Continuing to mutter, she folded the blanket, crushing it against her chest, tightly creasing it into a compact square, then draped it over the chair’s arm, patting it back into place.
Jim’s grip began easing. Holding Andrea away from his body, but still not letting go, he asked, “Is that what happened? Was this an accident?”
Andrea gazed blankly off to the side. After much practice, she knew that particular look was convincing.
Martha came up, wheeling the chair. “Of course it was an accident. And you know talking is no use. You won’t get anything out of her. She can’t hear.” Impatiently, she tucked loose strands of greasy, bottle-blonde hair behind an ear.
Without looking at his sister, Jim set his jaw. “Why weren’t you looking after her?”
“Oh, you can’t blame this on me. No way! I’m just helping out. I’m not her nursemaid.”
Gripping Andrea closer, Jim shouted, “You’re supposed to be a companion. That’s why I’m paying you. Now hold the chair.” He let go of Andrea, stood up, and leaned over again to scoop her from the ground, whispering into her ear, “Let’s go home.”

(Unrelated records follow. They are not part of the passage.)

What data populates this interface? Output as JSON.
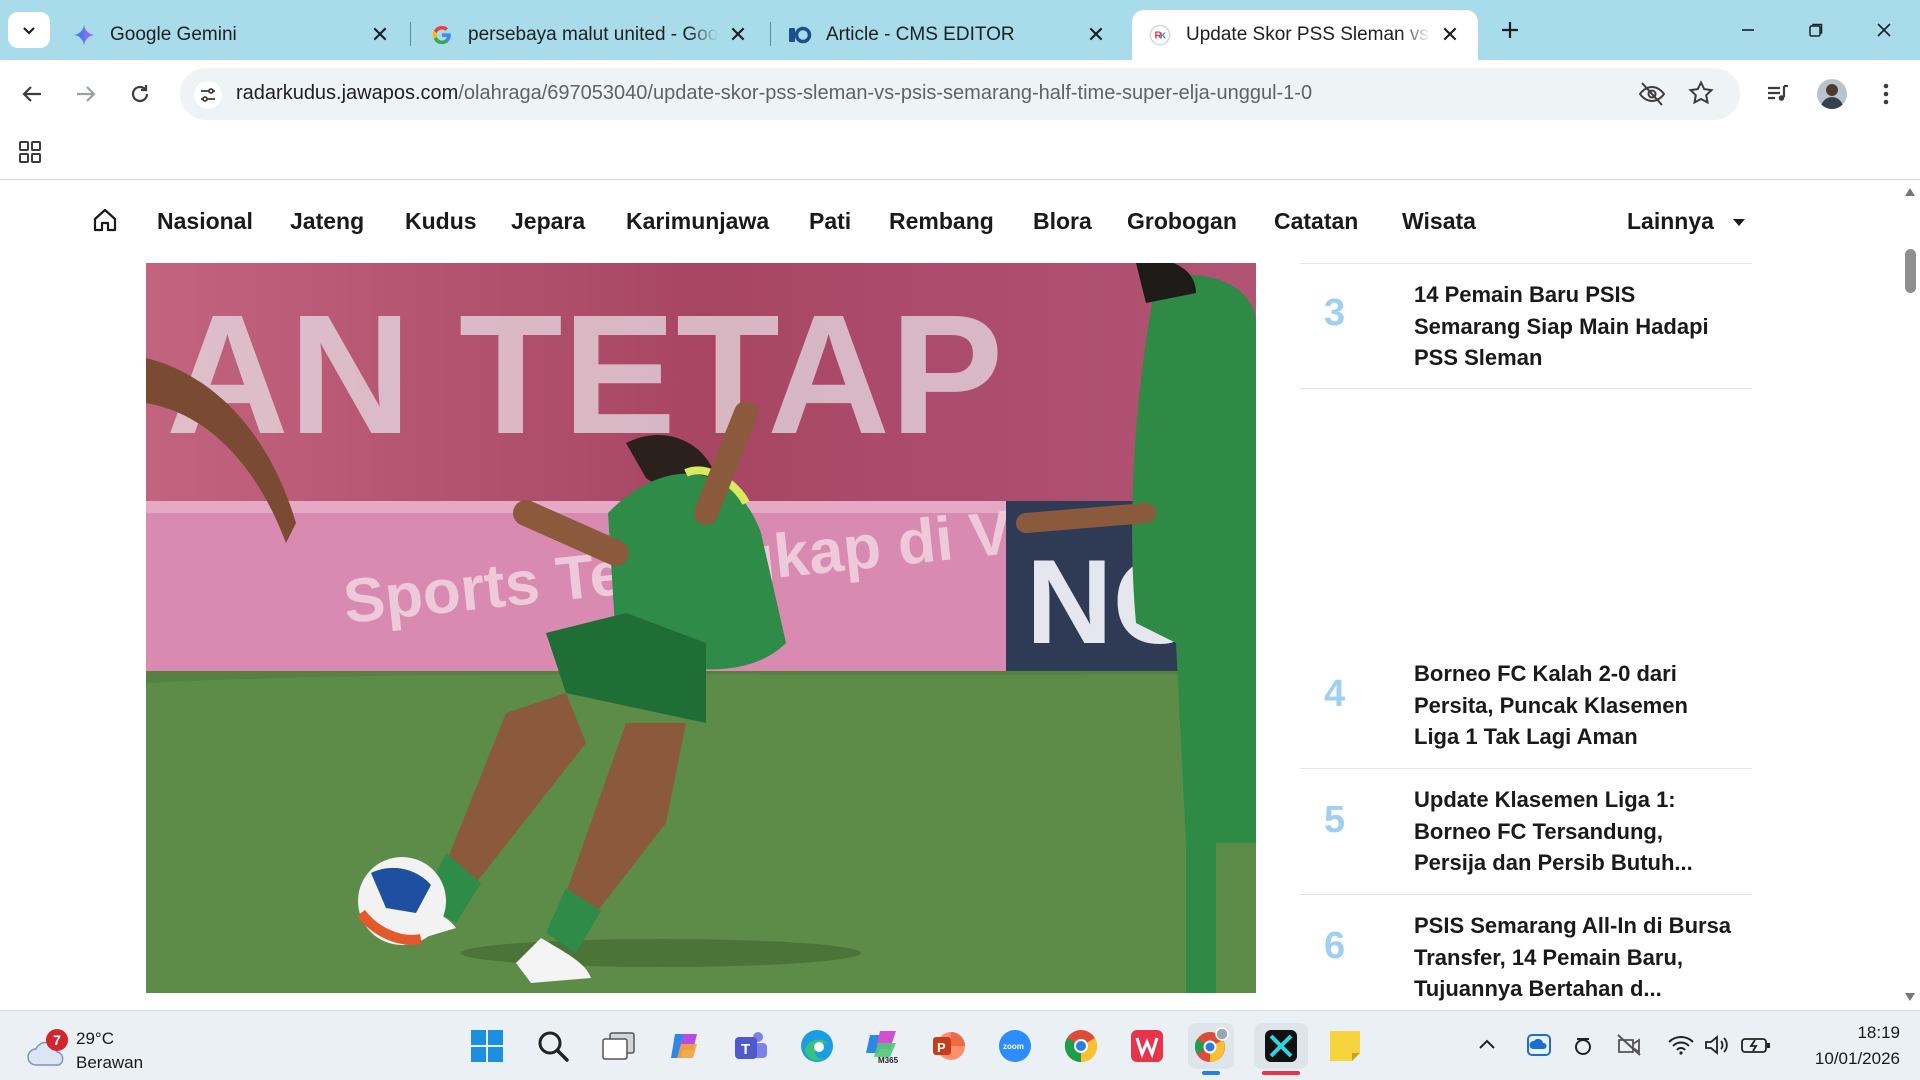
{
  "tabs": [
    {
      "title": "Google Gemini",
      "icon": "gemini-icon"
    },
    {
      "title": "persebaya malut united - Google",
      "icon": "google-icon"
    },
    {
      "title": "Article - CMS EDITOR",
      "icon": "cms-icon"
    },
    {
      "title": "Update Skor PSS Sleman vs PSIS",
      "icon": "radar-kudus-icon",
      "active": true
    }
  ],
  "address": {
    "domain": "radarkudus.jawapos.com",
    "path": "/olahraga/697053040/update-skor-pss-sleman-vs-psis-semarang-half-time-super-elja-unggul-1-0"
  },
  "site_nav": {
    "items": [
      "Nasional",
      "Jateng",
      "Kudus",
      "Jepara",
      "Karimunjawa",
      "Pati",
      "Rembang",
      "Blora",
      "Grobogan",
      "Catatan",
      "Wisata"
    ],
    "more": "Lainnya"
  },
  "ranking": [
    {
      "num": "3",
      "title": "14 Pemain Baru PSIS Semarang Siap Main Hadapi PSS Sleman"
    },
    {
      "num": "4",
      "title": "Borneo FC Kalah 2-0 dari Persita, Puncak Klasemen Liga 1 Tak Lagi Aman"
    },
    {
      "num": "5",
      "title": "Update Klasemen Liga 1: Borneo FC Tersandung, Persija dan Persib Butuh..."
    },
    {
      "num": "6",
      "title": "PSIS Semarang All-In di Bursa Transfer, 14 Pemain Baru, Tujuannya Bertahan d..."
    }
  ],
  "taskbar": {
    "weather": {
      "temp": "29°C",
      "desc": "Berawan",
      "badge": "7"
    },
    "time": "18:19",
    "date": "10/01/2026"
  },
  "colors": {
    "tabstrip": "#a8dcea",
    "rank_number": "#9fd0ef",
    "accent_red": "#e8334a"
  }
}
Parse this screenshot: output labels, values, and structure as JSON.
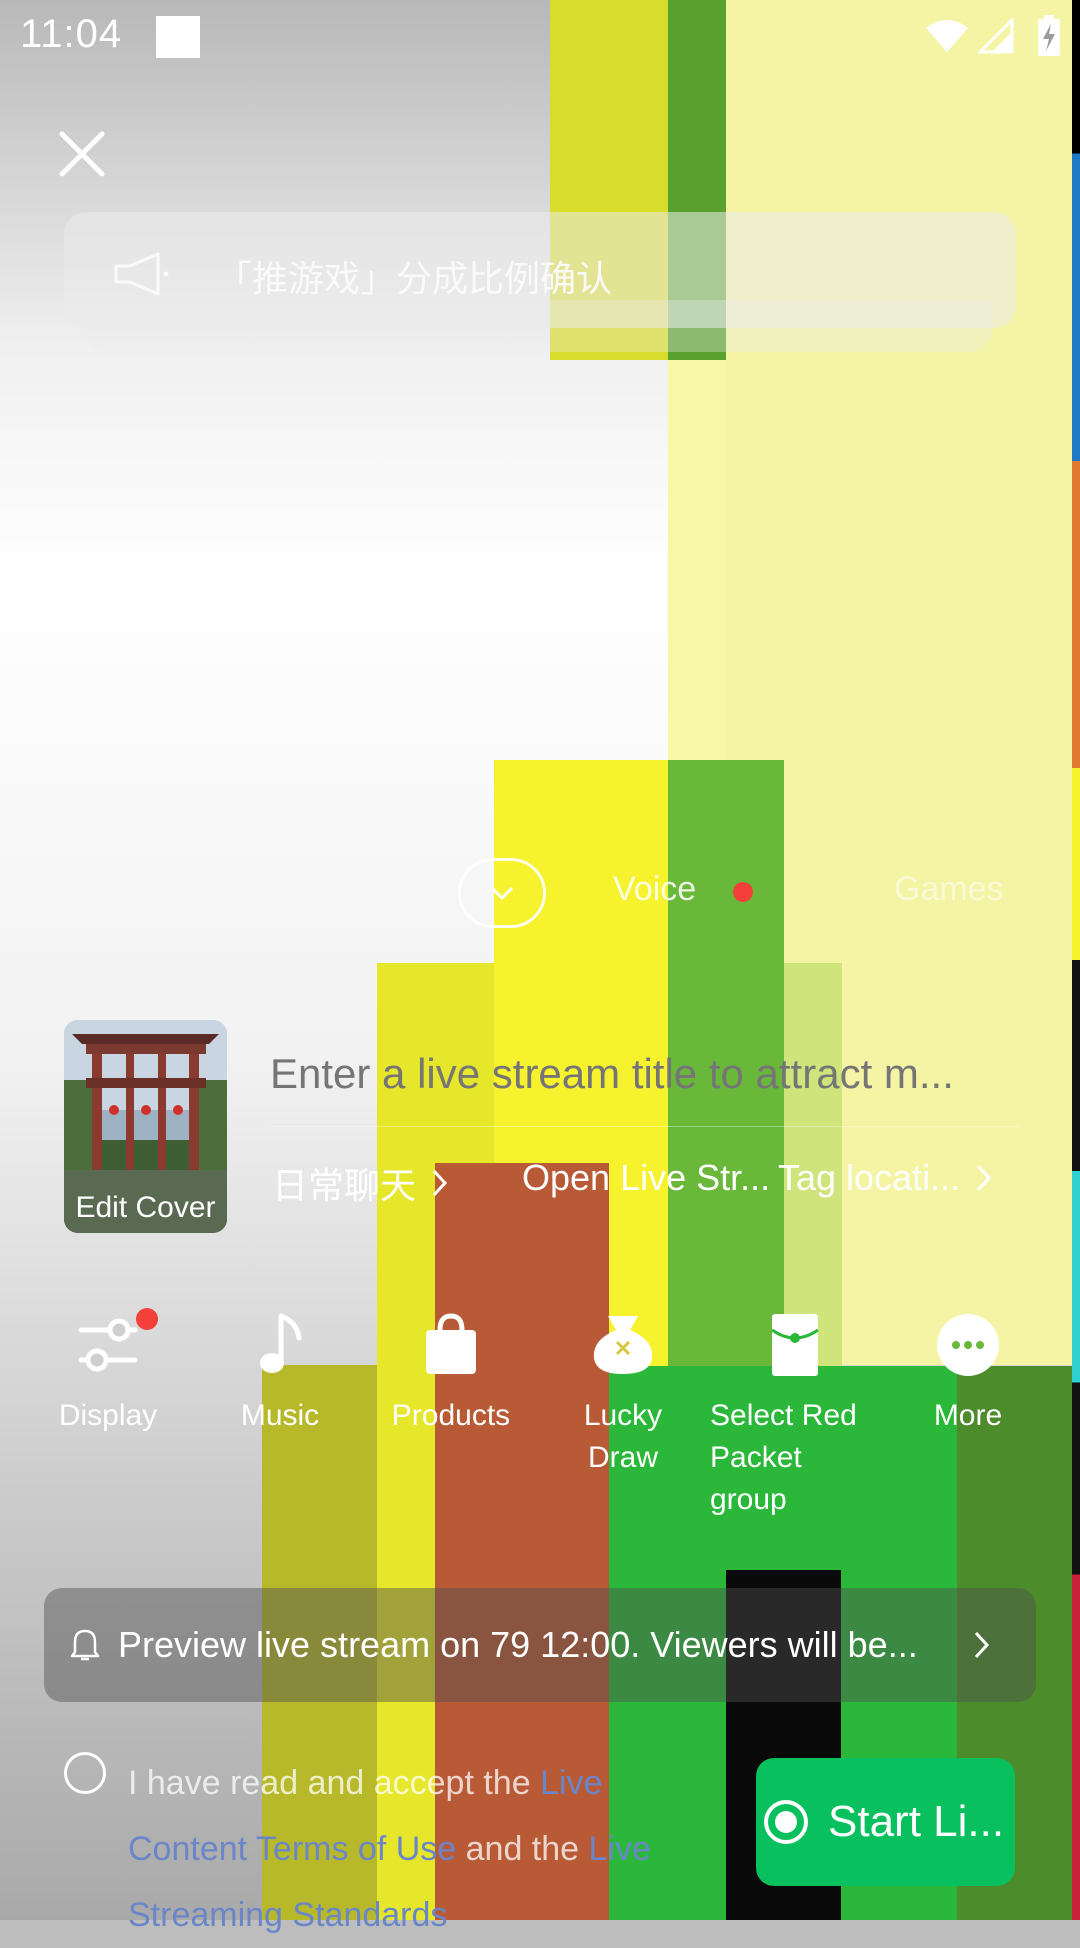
{
  "status_bar": {
    "time": "11:04"
  },
  "notice": {
    "text": "「推游戏」分成比例确认"
  },
  "modes": {
    "voice": "Voice",
    "games": "Games"
  },
  "title_input": {
    "placeholder": "Enter a live stream title to attract m..."
  },
  "cover": {
    "label": "Edit Cover"
  },
  "meta_row": {
    "category": "日常聊天",
    "open_live": "Open Live Str...",
    "tag_location": "Tag locati..."
  },
  "tools": [
    {
      "label": "Display",
      "icon": "sliders-icon"
    },
    {
      "label": "Music",
      "icon": "music-note-icon"
    },
    {
      "label": "Products",
      "icon": "shopping-bag-icon"
    },
    {
      "label": "Lucky Draw",
      "icon": "lucky-bag-icon"
    },
    {
      "label": "Select Red Packet group",
      "icon": "red-packet-icon"
    },
    {
      "label": "More",
      "icon": "more-dots-icon"
    }
  ],
  "preview": {
    "text": "Preview live stream on 79 12:00. Viewers will be..."
  },
  "agreement": {
    "prefix": "I have read and accept the ",
    "link1": "Live Content Terms of Use",
    "mid": " and the ",
    "link2": "Live Streaming Standards"
  },
  "start_button": {
    "label": "Start Li..."
  },
  "colors": {
    "start_green": "#09c05f",
    "badge_red": "#f4403a",
    "link_blue": "#6a86c9"
  }
}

After placing his wife in the wheelchair, Jim pulled back and searched her face. For a split second, Andrea’s eyes locked onto his. He blinked in surprise, but, in a moment, the changed expression passed just as quickly, her eyes drifting back to the side. He shook his head once and tried meeting her look, saying, “Andrea, are you in there?”
But she had already glazed over, not allowing him to tempt her again. Jim stood up and, moving to the back of the chair, gripped its handles.
Martha began walking away across the meadow, calling back, “We’ll have to restrain her. I can’t be expected to watch her every minute.” She stopped and yelled, “You know what I think?”
Andrea heard Jim exhale sharply. “No,” he said, “I don’t know what you think, and I don’t care.”
Still facing the sea, Andrea caught one last glimpse of the fiery streaks of cloud criss-crossing the sky, leftover from the sunset.
Martha shouted, “Red sky at night, sailors’ delight.”
Andrea shivered with anger, seriously considering breaking her silence.
Jim reached down and picked up the blanket. “You’re cold,” he whispered. Shaking it out, he covered Andrea’s knees, gently tucking her in, making her look like a total invalid.
The colour in the sky quickly faded as Jim turned the chair around and began wheeling her back towards home.

Thank you Susan for sharing Andrea's Journey.
Here’s an advance review of Susan’s new novel due out in August.
Please drop by the Scribbler next week and meet Paul Hollis of St Louis, Missouri who also has been featured on the Scribbler before.